◆ **The problem**
An exact, complete copy of the entries that follow is needed.

◆ **Element data from apps and pages**
=== Begin Enclosure ===

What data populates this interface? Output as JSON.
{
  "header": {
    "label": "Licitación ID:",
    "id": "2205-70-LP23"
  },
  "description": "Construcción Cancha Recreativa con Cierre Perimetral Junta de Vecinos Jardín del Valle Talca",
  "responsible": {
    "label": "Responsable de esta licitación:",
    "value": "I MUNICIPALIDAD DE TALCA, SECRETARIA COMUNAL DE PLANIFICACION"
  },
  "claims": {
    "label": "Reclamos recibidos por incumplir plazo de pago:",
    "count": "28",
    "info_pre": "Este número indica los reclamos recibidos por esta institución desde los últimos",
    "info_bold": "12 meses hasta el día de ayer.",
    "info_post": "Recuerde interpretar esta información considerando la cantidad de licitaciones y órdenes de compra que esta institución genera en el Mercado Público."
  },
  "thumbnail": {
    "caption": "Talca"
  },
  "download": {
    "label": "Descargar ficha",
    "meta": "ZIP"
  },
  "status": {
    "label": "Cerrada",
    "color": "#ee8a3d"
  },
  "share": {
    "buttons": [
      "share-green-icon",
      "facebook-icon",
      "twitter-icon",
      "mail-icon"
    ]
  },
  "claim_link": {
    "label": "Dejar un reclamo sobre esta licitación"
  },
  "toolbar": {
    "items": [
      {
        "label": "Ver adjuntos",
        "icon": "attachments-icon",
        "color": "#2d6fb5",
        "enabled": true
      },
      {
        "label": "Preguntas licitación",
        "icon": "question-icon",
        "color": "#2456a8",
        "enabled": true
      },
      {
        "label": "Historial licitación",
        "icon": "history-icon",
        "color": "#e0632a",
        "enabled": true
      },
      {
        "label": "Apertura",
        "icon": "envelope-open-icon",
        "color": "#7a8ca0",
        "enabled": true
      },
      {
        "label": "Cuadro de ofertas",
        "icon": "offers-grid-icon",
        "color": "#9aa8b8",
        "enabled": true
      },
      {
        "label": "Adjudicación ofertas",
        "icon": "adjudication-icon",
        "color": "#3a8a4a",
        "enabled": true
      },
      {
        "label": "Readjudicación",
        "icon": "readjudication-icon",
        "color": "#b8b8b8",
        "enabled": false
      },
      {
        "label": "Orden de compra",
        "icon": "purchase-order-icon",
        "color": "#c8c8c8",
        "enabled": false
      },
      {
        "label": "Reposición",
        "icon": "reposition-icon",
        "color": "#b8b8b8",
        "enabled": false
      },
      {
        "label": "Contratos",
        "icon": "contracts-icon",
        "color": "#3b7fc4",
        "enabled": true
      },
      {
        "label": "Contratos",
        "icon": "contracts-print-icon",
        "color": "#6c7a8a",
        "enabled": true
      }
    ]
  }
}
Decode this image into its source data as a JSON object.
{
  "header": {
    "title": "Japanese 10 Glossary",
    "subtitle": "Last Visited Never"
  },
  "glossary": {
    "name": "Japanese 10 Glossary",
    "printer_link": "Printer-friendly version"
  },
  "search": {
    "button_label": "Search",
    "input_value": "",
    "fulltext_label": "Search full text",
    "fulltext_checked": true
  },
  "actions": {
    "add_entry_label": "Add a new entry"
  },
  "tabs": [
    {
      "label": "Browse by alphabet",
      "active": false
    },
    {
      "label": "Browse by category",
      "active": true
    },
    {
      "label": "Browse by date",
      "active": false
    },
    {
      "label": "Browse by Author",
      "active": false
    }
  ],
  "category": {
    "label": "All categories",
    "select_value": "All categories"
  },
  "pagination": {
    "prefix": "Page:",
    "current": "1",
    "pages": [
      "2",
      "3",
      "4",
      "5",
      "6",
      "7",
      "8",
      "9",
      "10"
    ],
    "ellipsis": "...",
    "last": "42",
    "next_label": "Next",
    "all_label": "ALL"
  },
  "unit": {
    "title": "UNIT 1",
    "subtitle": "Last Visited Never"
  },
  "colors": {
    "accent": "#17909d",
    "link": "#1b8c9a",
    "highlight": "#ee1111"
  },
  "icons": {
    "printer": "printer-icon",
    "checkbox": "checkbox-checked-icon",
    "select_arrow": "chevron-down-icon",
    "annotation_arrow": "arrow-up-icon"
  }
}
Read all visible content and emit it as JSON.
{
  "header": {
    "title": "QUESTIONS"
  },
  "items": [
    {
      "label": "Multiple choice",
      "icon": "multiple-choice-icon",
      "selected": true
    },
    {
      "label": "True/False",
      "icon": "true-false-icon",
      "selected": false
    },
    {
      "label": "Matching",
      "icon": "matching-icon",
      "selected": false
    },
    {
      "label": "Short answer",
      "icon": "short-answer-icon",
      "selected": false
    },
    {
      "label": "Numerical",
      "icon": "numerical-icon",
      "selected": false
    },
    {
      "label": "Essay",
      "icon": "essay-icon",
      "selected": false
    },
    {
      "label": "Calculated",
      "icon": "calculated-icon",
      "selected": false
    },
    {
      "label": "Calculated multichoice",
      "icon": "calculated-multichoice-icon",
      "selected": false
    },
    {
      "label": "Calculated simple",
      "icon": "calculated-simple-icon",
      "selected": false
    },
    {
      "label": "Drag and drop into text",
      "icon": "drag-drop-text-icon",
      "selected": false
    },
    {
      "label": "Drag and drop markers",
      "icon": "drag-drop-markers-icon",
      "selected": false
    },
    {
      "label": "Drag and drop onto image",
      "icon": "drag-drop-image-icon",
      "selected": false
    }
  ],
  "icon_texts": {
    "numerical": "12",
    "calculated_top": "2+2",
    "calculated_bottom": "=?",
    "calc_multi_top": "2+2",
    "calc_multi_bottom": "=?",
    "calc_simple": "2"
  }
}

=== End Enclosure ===

◆ **Response to the task**
What data populates this interface? Output as JSON.
{
  "header": {
    "label": "Licitación ID:",
    "id": "2205-70-LP23"
  },
  "description": "Construcción Cancha Recreativa con Cierre Perimetral Junta de Vecinos Jardín del Valle Talca",
  "responsible": {
    "label": "Responsable de esta licitación:",
    "value": "I MUNICIPALIDAD DE TALCA, SECRETARIA COMUNAL DE PLANIFICACION"
  },
  "claims": {
    "label": "Reclamos recibidos por incumplir plazo de pago:",
    "count": "28",
    "info_pre": "Este número indica los reclamos recibidos por esta institución desde los últimos",
    "info_bold": "12 meses hasta el día de ayer.",
    "info_post": "Recuerde interpretar esta información considerando la cantidad de licitaciones y órdenes de compra que esta institución genera en el Mercado Público."
  },
  "thumbnail": {
    "caption": "Talca"
  },
  "download": {
    "label": "Descargar ficha",
    "meta": "ZIP"
  },
  "status": {
    "label": "Cerrada",
    "color": "#ee8a3d"
  },
  "share": {
    "buttons": [
      "share-green-icon",
      "facebook-icon",
      "twitter-icon",
      "mail-icon"
    ]
  },
  "claim_link": {
    "label": "Dejar un reclamo sobre esta licitación"
  },
  "toolbar": {
    "items": [
      {
        "label": "Ver adjuntos",
        "icon": "attachments-icon",
        "color": "#2d6fb5",
        "enabled": true
      },
      {
        "label": "Preguntas licitación",
        "icon": "question-icon",
        "color": "#2456a8",
        "enabled": true
      },
      {
        "label": "Historial licitación",
        "icon": "history-icon",
        "color": "#e0632a",
        "enabled": true
      },
      {
        "label": "Apertura",
        "icon": "envelope-open-icon",
        "color": "#7a8ca0",
        "enabled": true
      },
      {
        "label": "Cuadro de ofertas",
        "icon": "offers-grid-icon",
        "color": "#9aa8b8",
        "enabled": true
      },
      {
        "label": "Adjudicación ofertas",
        "icon": "adjudication-icon",
        "color": "#3a8a4a",
        "enabled": true
      },
      {
        "label": "Readjudicación",
        "icon": "readjudication-icon",
        "color": "#b8b8b8",
        "enabled": false
      },
      {
        "label": "Orden de compra",
        "icon": "purchase-order-icon",
        "color": "#c8c8c8",
        "enabled": false
      },
      {
        "label": "Reposición",
        "icon": "reposition-icon",
        "color": "#b8b8b8",
        "enabled": false
      },
      {
        "label": "Contratos",
        "icon": "contracts-icon",
        "color": "#3b7fc4",
        "enabled": true
      },
      {
        "label": "Contratos",
        "icon": "contracts-print-icon",
        "color": "#6c7a8a",
        "enabled": true
      }
    ]
  }
}
Decode this image into its source data as a JSON object.
{
  "header": {
    "title": "Japanese 10 Glossary",
    "subtitle": "Last Visited Never"
  },
  "glossary": {
    "name": "Japanese 10 Glossary",
    "printer_link": "Printer-friendly version"
  },
  "search": {
    "button_label": "Search",
    "input_value": "",
    "fulltext_label": "Search full text",
    "fulltext_checked": true
  },
  "actions": {
    "add_entry_label": "Add a new entry"
  },
  "tabs": [
    {
      "label": "Browse by alphabet",
      "active": false
    },
    {
      "label": "Browse by category",
      "active": true
    },
    {
      "label": "Browse by date",
      "active": false
    },
    {
      "label": "Browse by Author",
      "active": false
    }
  ],
  "category": {
    "label": "All categories",
    "select_value": "All categories"
  },
  "pagination": {
    "prefix": "Page:",
    "current": "1",
    "pages": [
      "2",
      "3",
      "4",
      "5",
      "6",
      "7",
      "8",
      "9",
      "10"
    ],
    "ellipsis": "...",
    "last": "42",
    "next_label": "Next",
    "all_label": "ALL"
  },
  "unit": {
    "title": "UNIT 1",
    "subtitle": "Last Visited Never"
  },
  "colors": {
    "accent": "#17909d",
    "link": "#1b8c9a",
    "highlight": "#ee1111"
  },
  "icons": {
    "printer": "printer-icon",
    "checkbox": "checkbox-checked-icon",
    "select_arrow": "chevron-down-icon",
    "annotation_arrow": "arrow-up-icon"
  }
}
Read all visible content and emit it as JSON.
{
  "header": {
    "title": "QUESTIONS"
  },
  "items": [
    {
      "label": "Multiple choice",
      "icon": "multiple-choice-icon",
      "selected": true
    },
    {
      "label": "True/False",
      "icon": "true-false-icon",
      "selected": false
    },
    {
      "label": "Matching",
      "icon": "matching-icon",
      "selected": false
    },
    {
      "label": "Short answer",
      "icon": "short-answer-icon",
      "selected": false
    },
    {
      "label": "Numerical",
      "icon": "numerical-icon",
      "selected": false
    },
    {
      "label": "Essay",
      "icon": "essay-icon",
      "selected": false
    },
    {
      "label": "Calculated",
      "icon": "calculated-icon",
      "selected": false
    },
    {
      "label": "Calculated multichoice",
      "icon": "calculated-multichoice-icon",
      "selected": false
    },
    {
      "label": "Calculated simple",
      "icon": "calculated-simple-icon",
      "selected": false
    },
    {
      "label": "Drag and drop into text",
      "icon": "drag-drop-text-icon",
      "selected": false
    },
    {
      "label": "Drag and drop markers",
      "icon": "drag-drop-markers-icon",
      "selected": false
    },
    {
      "label": "Drag and drop onto image",
      "icon": "drag-drop-image-icon",
      "selected": false
    }
  ],
  "icon_texts": {
    "numerical": "12",
    "calculated_top": "2+2",
    "calculated_bottom": "=?",
    "calc_multi_top": "2+2",
    "calc_multi_bottom": "=?",
    "calc_simple": "2"
  }
}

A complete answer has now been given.